After the pairs have had time to discuss their answers to this question, ask a few students to share their responses with the entire class.
Summarize Alma 7:1–7 by explaining that Alma told the people of Gideon about his great joy in knowing that the people of Zarahemla were once again living righteously, and he expressed his hope that he would also have joy because of the people of Gideon. He told the people there that of all things to come in the future, one thing was “of more importance than they all” (Alma 7:7).
Invite students to read Alma 7:7, 9–10 silently, looking for the event Alma felt was most important for the people to know about.
According to Alma, what was the “one thing which [was] of more importance” than anything else that was to come?
Why do you think the coming of the Savior is the most important event of all time?
Ask a few students to take turns reading aloud from Alma 7:11–13. Invite the rest of the class to follow along and look for what the Savior took upon Himself for us.
What did Alma testify the Savior would take upon Himself for us?
List students’ answers as headings across the top of the board.
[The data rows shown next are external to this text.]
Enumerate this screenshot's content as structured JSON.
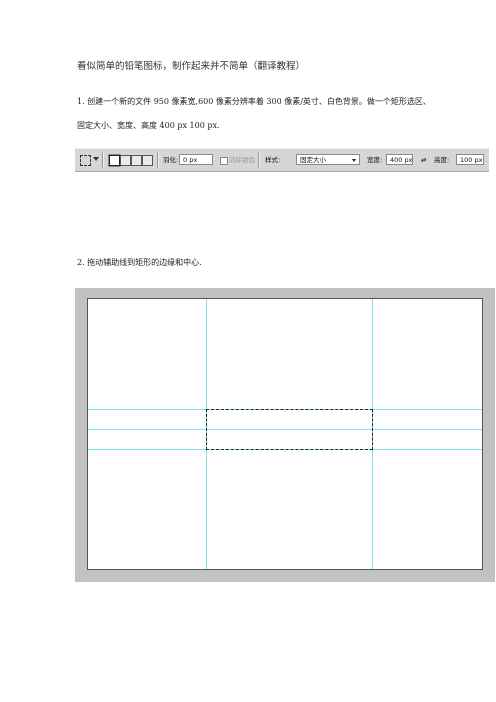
{
  "doc": {
    "title": "看似简单的铅笔图标，制作起来并不简单（翻译教程）",
    "step1_line1": "1.  创建一个新的文件 950 像素宽,600 像素分辨率着 300 像素/英寸、白色背景。做一个矩形选区、",
    "step1_line2": "固定大小、宽度、高度 400 px 100 px.",
    "step2": "2.  拖动辅助线到矩形的边缘和中心."
  },
  "toolbar": {
    "feather_label": "羽化:",
    "feather_value": "0 px",
    "antialias_label": "消除锯齿",
    "style_label": "样式:",
    "style_value": "固定大小",
    "width_label": "宽度:",
    "width_value": "400 px",
    "swap_icon": "⇄",
    "height_label": "高度:",
    "height_value": "100 px"
  },
  "colors": {
    "guide": "#7fe3ee",
    "canvas_bg": "#c2c2c2",
    "toolbar_bg": "#d6d6d6"
  }
}
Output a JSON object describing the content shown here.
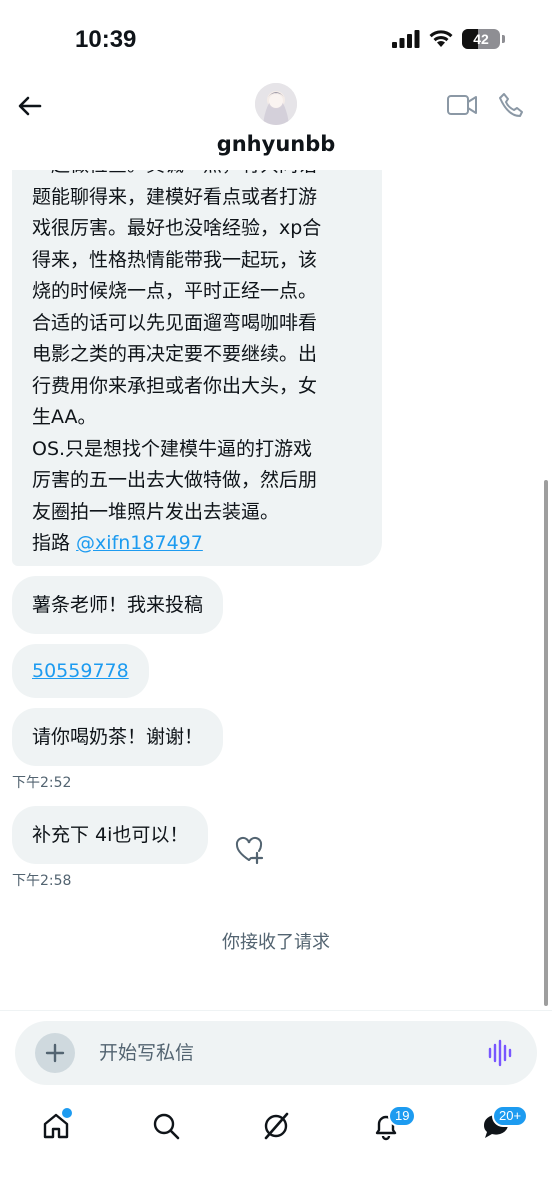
{
  "status_bar": {
    "time": "10:39",
    "battery_level": "42",
    "battery_fraction": 0.42
  },
  "header": {
    "username": "gnhyunbb",
    "icons": [
      "back-arrow-icon",
      "video-call-icon",
      "phone-icon"
    ]
  },
  "messages": {
    "first_bubble_lines": [
      "一起做检查。真诚一点，有共同话",
      "题能聊得来，建模好看点或者打游",
      "戏很厉害。最好也没啥经验，xp合",
      "得来，性格热情能带我一起玩，该",
      "烧的时候烧一点，平时正经一点。",
      "合适的话可以先见面遛弯喝咖啡看",
      "电影之类的再决定要不要继续。出",
      "行费用你来承担或者你出大头，女",
      "生AA。",
      "OS.只是想找个建模牛逼的打游戏",
      "厉害的五一出去大做特做，然后朋",
      "友圈拍一堆照片发出去装逼。"
    ],
    "first_bubble_last_prefix": "指路 ",
    "first_bubble_mention": "@xifn187497",
    "msg1": "薯条老师！我来投稿",
    "msg2_link": "50559778",
    "msg3": "请你喝奶茶！谢谢！",
    "time1": "下午2:52",
    "msg4": "补充下 4i也可以！",
    "time2": "下午2:58",
    "system_notice": "你接收了请求"
  },
  "composer": {
    "placeholder": "开始写私信"
  },
  "tabbar": {
    "items": [
      "home-icon",
      "search-icon",
      "grok-icon",
      "notifications-icon",
      "messages-icon"
    ],
    "notifications_badge": "19",
    "messages_badge": "20+"
  },
  "colors": {
    "accent": "#1d9bf0",
    "bubble": "#eff3f4",
    "secondary_text": "#536471"
  }
}
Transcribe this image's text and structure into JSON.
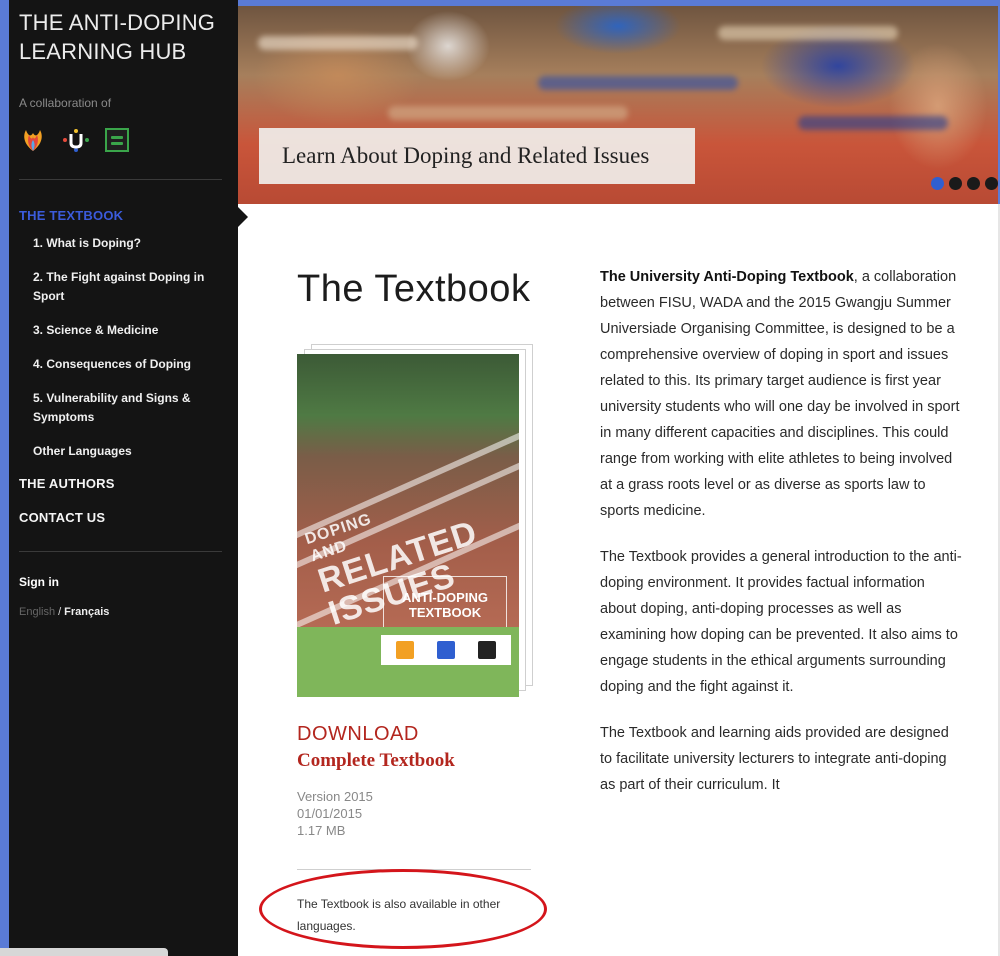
{
  "sidebar": {
    "brand_title_line1": "THE ANTI-DOPING",
    "brand_title_line2": "LEARNING HUB",
    "collab_label": "A collaboration of",
    "section_textbook": "THE TEXTBOOK",
    "nav_items": [
      "1. What is Doping?",
      "2. The Fight against Doping in Sport",
      "3. Science & Medicine",
      "4. Consequences of Doping",
      "5. Vulnerability and Signs & Symptoms",
      "Other Languages"
    ],
    "authors": "THE AUTHORS",
    "contact": "CONTACT US",
    "sign_in": "Sign in",
    "lang_english": "English",
    "lang_separator": "/",
    "lang_french": "Français"
  },
  "hero": {
    "caption": "Learn About Doping and Related Issues"
  },
  "main": {
    "title": "The Textbook",
    "cover_big_text_line1": "DOPING",
    "cover_big_text_line2": "AND",
    "cover_big_text_line3": "RELATED",
    "cover_big_text_line4": "ISSUES",
    "cover_box_line1": "ANTI-DOPING",
    "cover_box_line2": "TEXTBOOK",
    "download_label": "DOWNLOAD",
    "download_sub": "Complete Textbook",
    "version": "Version 2015",
    "date": "01/01/2015",
    "size": "1.17 MB",
    "note": "The Textbook is also available in other languages.",
    "para1_strong": "The University Anti-Doping Textbook",
    "para1_rest": ", a collaboration between FISU, WADA and the 2015 Gwangju Summer Universiade Organising Committee, is designed to be a comprehensive overview of doping in sport and issues related to this. Its primary target audience is first year university students who will one day be involved in sport in many different capacities and disciplines. This could range from working with elite athletes to being involved at a grass roots level or as diverse as sports law to sports medicine.",
    "para2": "The Textbook provides a general introduction to the anti-doping environment. It provides factual information about doping, anti-doping processes as well as examining how doping can be prevented. It also aims to engage students in the ethical arguments surrounding doping and the fight against it.",
    "para3": "The Textbook and learning aids provided are designed to facilitate university lecturers to integrate anti-doping as part of their curriculum. It"
  },
  "colors": {
    "sidebar_bg": "#141414",
    "accent_blue": "#3b5bdb",
    "download_red": "#b3261e",
    "annotation_red": "#d4151b",
    "page_bg": "#5a7bd6"
  },
  "icons": [
    "flame-logo-icon",
    "fisu-logo-icon",
    "wada-logo-icon",
    "carousel-dot-icon"
  ]
}
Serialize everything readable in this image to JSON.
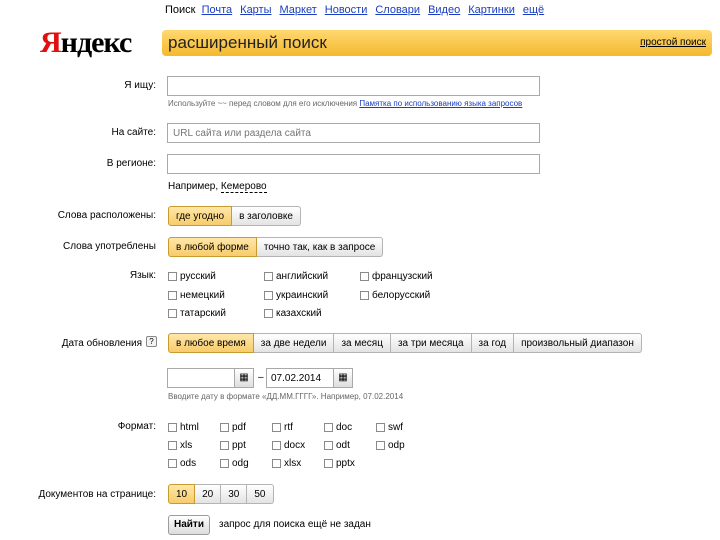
{
  "nav": {
    "items": [
      "Поиск",
      "Почта",
      "Карты",
      "Маркет",
      "Новости",
      "Словари",
      "Видео",
      "Картинки",
      "ещё"
    ],
    "current": "Поиск"
  },
  "logo": {
    "first": "Я",
    "rest": "ндекс"
  },
  "banner": {
    "title": "расширенный поиск",
    "simple_link": "простой поиск"
  },
  "query": {
    "label": "Я ищу:",
    "value": "",
    "hint_prefix": "Используйте ~~ перед словом для его исключения",
    "hint_link": "Памятка по использованию языка запросов"
  },
  "site": {
    "label": "На сайте:",
    "placeholder": "URL сайта или раздела сайта"
  },
  "region": {
    "label": "В регионе:",
    "value": "",
    "example_prefix": "Например, ",
    "example_value": "Кемерово"
  },
  "placement": {
    "label": "Слова расположены:",
    "options": [
      "где угодно",
      "в заголовке"
    ],
    "selected": 0
  },
  "usage": {
    "label": "Слова употреблены",
    "options": [
      "в любой форме",
      "точно так, как в запросе"
    ],
    "selected": 0
  },
  "language": {
    "label": "Язык:",
    "options": [
      "русский",
      "английский",
      "французский",
      "немецкий",
      "украинский",
      "белорусский",
      "татарский",
      "казахский"
    ]
  },
  "date": {
    "label": "Дата обновления",
    "help": "?",
    "options": [
      "в любое время",
      "за две недели",
      "за месяц",
      "за три месяца",
      "за год",
      "произвольный диапазон"
    ],
    "selected": 0,
    "from": "",
    "to": "07.02.2014",
    "dash": "–",
    "hint": "Вводите дату в формате «ДД.ММ.ГГГГ». Например, 07.02.2014"
  },
  "format": {
    "label": "Формат:",
    "options": [
      "html",
      "pdf",
      "rtf",
      "doc",
      "swf",
      "xls",
      "ppt",
      "docx",
      "odt",
      "odp",
      "ods",
      "odg",
      "xlsx",
      "pptx"
    ]
  },
  "per_page": {
    "label": "Документов на странице:",
    "options": [
      "10",
      "20",
      "30",
      "50"
    ],
    "selected": 0
  },
  "submit": {
    "label": "Найти",
    "status": "запрос для поиска ещё не задан"
  },
  "colors": {
    "accent": "#f4b92e",
    "link": "#1a3dc1",
    "logo_red": "#e01010"
  }
}
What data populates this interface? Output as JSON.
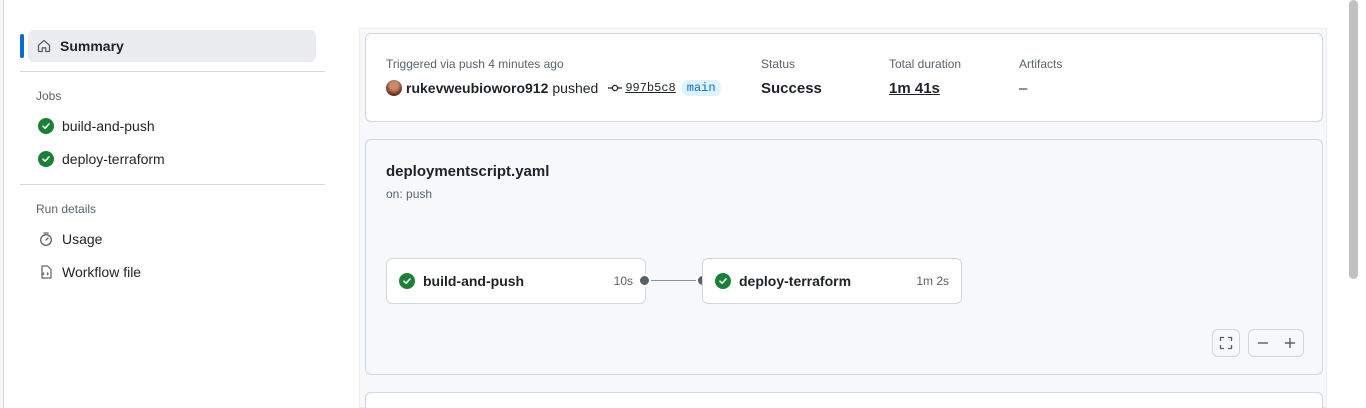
{
  "sidebar": {
    "summary_label": "Summary",
    "jobs_heading": "Jobs",
    "jobs": [
      {
        "label": "build-and-push",
        "status": "success"
      },
      {
        "label": "deploy-terraform",
        "status": "success"
      }
    ],
    "run_details_heading": "Run details",
    "details": [
      {
        "label": "Usage",
        "icon": "stopwatch-icon"
      },
      {
        "label": "Workflow file",
        "icon": "file-code-icon"
      }
    ]
  },
  "summary": {
    "trigger_text": "Triggered via push 4 minutes ago",
    "user": "rukevweubioworo912",
    "action": "pushed",
    "commit_sha": "997b5c8",
    "branch": "main",
    "status_label": "Status",
    "status_value": "Success",
    "duration_label": "Total duration",
    "duration_value": "1m 41s",
    "artifacts_label": "Artifacts",
    "artifacts_value": "–"
  },
  "workflow": {
    "file": "deploymentscript.yaml",
    "trigger": "on: push",
    "jobs": [
      {
        "name": "build-and-push",
        "duration": "10s"
      },
      {
        "name": "deploy-terraform",
        "duration": "1m 2s"
      }
    ]
  },
  "colors": {
    "accent": "#0969da",
    "success": "#1a7f37",
    "muted": "#59636e"
  }
}
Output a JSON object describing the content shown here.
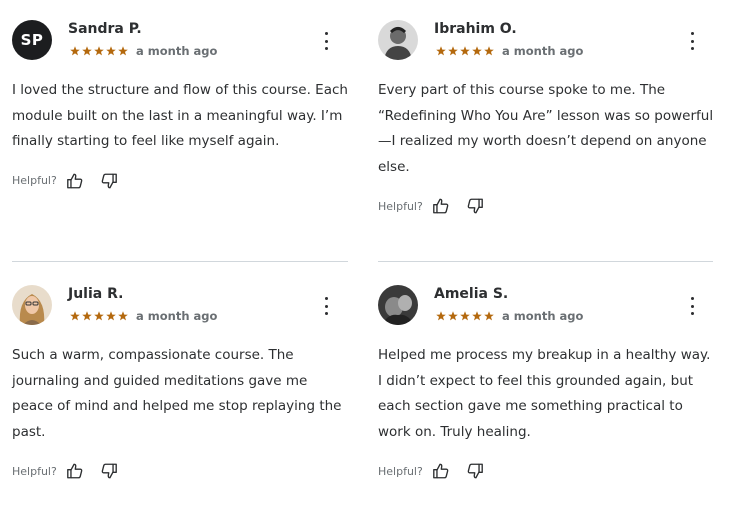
{
  "colors": {
    "star": "#b4690e",
    "text": "#2d2f31",
    "muted": "#6a6f73",
    "divider": "#d1d7dc",
    "avatar_initials_bg": "#1c1d1f"
  },
  "helpful_label": "Helpful?",
  "reviews": [
    {
      "name": "Sandra P.",
      "initials": "SP",
      "rating": 5,
      "time": "a month ago",
      "text": "I loved the structure and flow of this course. Each module built on the last in a meaningful way. I’m finally starting to feel like myself again."
    },
    {
      "name": "Ibrahim O.",
      "rating": 5,
      "time": "a month ago",
      "text": "Every part of this course spoke to me. The “Redefining Who You Are” lesson was so powerful—I realized my worth doesn’t depend on anyone else."
    },
    {
      "name": "Julia R.",
      "rating": 5,
      "time": "a month ago",
      "text": "Such a warm, compassionate course. The journaling and guided meditations gave me peace of mind and helped me stop replaying the past."
    },
    {
      "name": "Amelia S.",
      "rating": 5,
      "time": "a month ago",
      "text": "Helped me process my breakup in a healthy way. I didn’t expect to feel this grounded again, but each section gave me something practical to work on. Truly healing."
    }
  ]
}
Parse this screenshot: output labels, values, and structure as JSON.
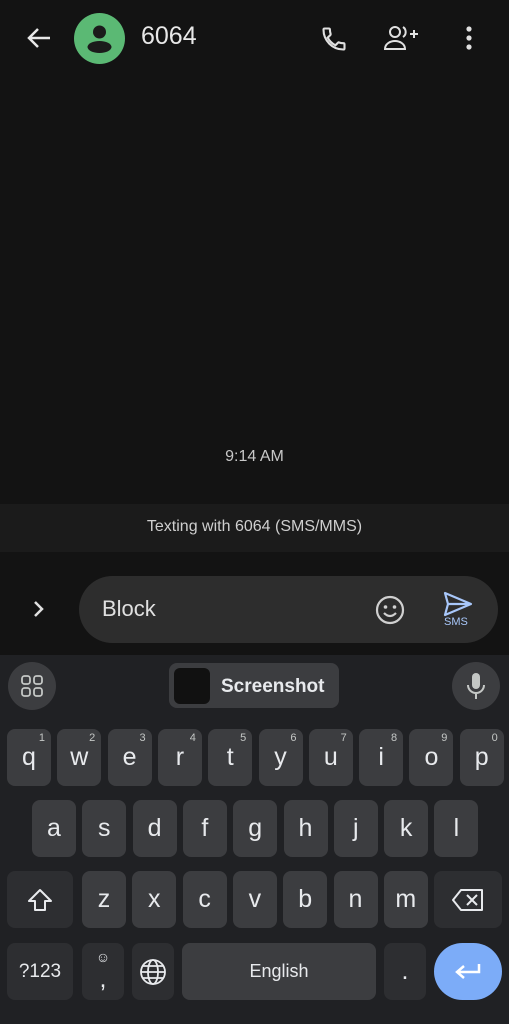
{
  "header": {
    "title": "6064",
    "icons": [
      "back-arrow-icon",
      "contact-avatar-icon",
      "phone-icon",
      "add-contact-icon",
      "more-vert-icon"
    ]
  },
  "conversation": {
    "timestamp": "9:14 AM",
    "banner": "Texting with 6064 (SMS/MMS)"
  },
  "composer": {
    "text": "Block",
    "send_label": "SMS"
  },
  "keyboard": {
    "suggestion": "Screenshot",
    "row1": [
      [
        "q",
        "1"
      ],
      [
        "w",
        "2"
      ],
      [
        "e",
        "3"
      ],
      [
        "r",
        "4"
      ],
      [
        "t",
        "5"
      ],
      [
        "y",
        "6"
      ],
      [
        "u",
        "7"
      ],
      [
        "i",
        "8"
      ],
      [
        "o",
        "9"
      ],
      [
        "p",
        "0"
      ]
    ],
    "row2": [
      "a",
      "s",
      "d",
      "f",
      "g",
      "h",
      "j",
      "k",
      "l"
    ],
    "row3": [
      "z",
      "x",
      "c",
      "v",
      "b",
      "n",
      "m"
    ],
    "symbols_label": "?123",
    "comma": ",",
    "space_label": "English",
    "period": "."
  },
  "colors": {
    "accent": "#7cacf8",
    "avatar": "#5bb974"
  }
}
Answers may include pains, afflictions, temptations, sicknesses, death, infirmities (weaknesses or inabilities), and sins.
Invite students to consider marking the phrase “of every kind” in Alma 7:11. Ask them to name examples of each condition written on the board. As students give examples, write them underneath the corresponding headings. (For example, cancer might be listed under sicknesses, and physical disabilities could be listed under infirmities.)
According to verse 12, why did Jesus Christ take our infirmities upon Himself? (You may need to explain that succor means to give relief or to go to someone’s aid.)
Based on Alma 7:11–13, how would you state a doctrine summarizing what Jesus Christ has done for us? (Using students’ words, write the following doctrine on the board: Jesus Christ suffered to save us from sin and death and to help us through the challenges of mortality.)
Divide students into pairs or small groups. Provide them with the following handout, and ask them to follow the instructions on it.
After sufficient time, invite several students to report what they learned through their discussion with their groups.
Share your testimony of the power of the Atonement of Jesus Christ and the extent of its reach. Then give students a few minutes to respond in their class notebooks or study journals to the following questions. (You may want to write these questions on the board.)
When has Jesus Christ helped you or someone you know in one of the ways we have discussed today?
What will you do to rely on Jesus Christ as you face challenges?
Explain that after teaching the people of Gideon about Jesus Christ and His Atonement, Alma explained what the people needed to do in order to inherit the kingdom of heaven. Summarize Alma 7:14–18 by explaining that Alma invited the people of Gideon who needed to repent of their sins and be baptized to do so.
Display or draw on the board the following diagram of a person on a path:
Invite a student to read Alma 7:19 aloud. Ask the class to follow along, looking for what path Alma told the people of Gideon they were on.
What path did Alma say the people of Gideon were on? (Write the kingdom of God to the right of the path drawn on the board.)
Invite three students to take turns reading aloud from Alma 7:23–25. Ask the class to look for what we need to do and what we need to be in order to follow the path leading to the kingdom of God.
According to these verses, what do we need to do and what do we need to be in order to follow the path that leads to the kingdom of God? (Write students’ answers on the board along the path.)
Based on what we learn from these verses, how would you state a principle about what we need to do in order to follow the path that leads to the kingdom of God? (Students may identify a principle such as the following: By living the principles of the gospel, we follow the path to the kingdom of God.)
You might consider asking students what some of the actions or attributes along the path mean to them. You might also ask them to think about how they can follow this path in their lives. Testify that when we live faithfully, we are “in the path which leads to the kingdom of God” (Alma 7:19). Encourage students to continue their efforts to press forward on this path.